▸ WHAT IS EXPECTED
Scan the data beneath this task and copy each line that includes "main".

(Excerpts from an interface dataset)
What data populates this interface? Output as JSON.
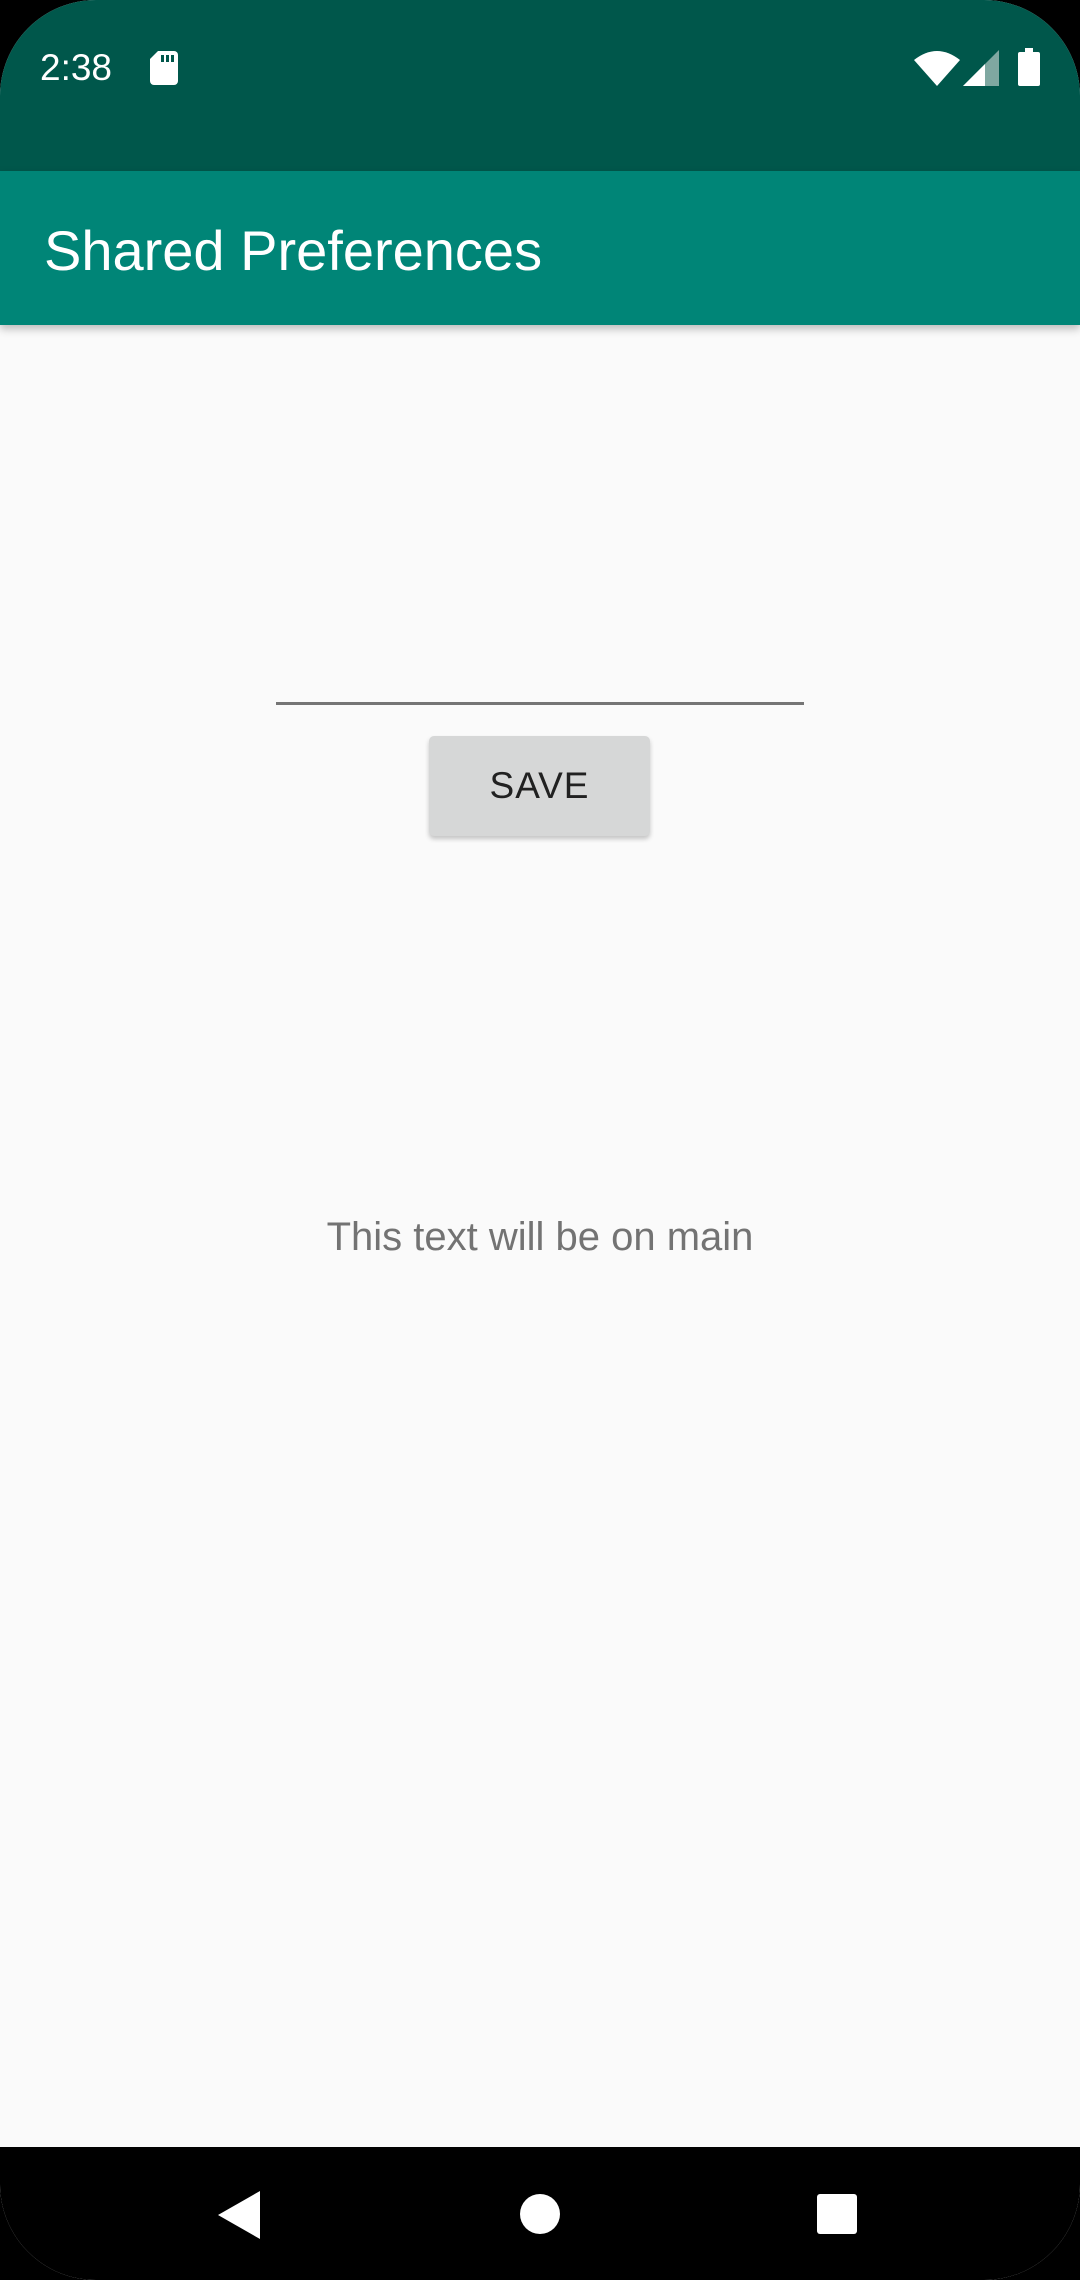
{
  "status_bar": {
    "time": "2:38",
    "icons": [
      "sd-card-icon",
      "wifi-icon",
      "cellular-signal-icon",
      "battery-icon"
    ]
  },
  "app_bar": {
    "title": "Shared Preferences"
  },
  "main": {
    "input": {
      "value": "",
      "placeholder": ""
    },
    "save_label": "SAVE",
    "display_text": "This text will be on main"
  },
  "nav_bar": {
    "icons": [
      "back-icon",
      "home-icon",
      "recents-icon"
    ]
  },
  "colors": {
    "status_bar": "#00574b",
    "app_bar": "#008577",
    "background": "#fafafa",
    "button": "#d6d7d7",
    "nav_bar": "#000000"
  }
}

▸ EXERCISE ANSWER
  "main": {
    "display_text": "This text will be on main"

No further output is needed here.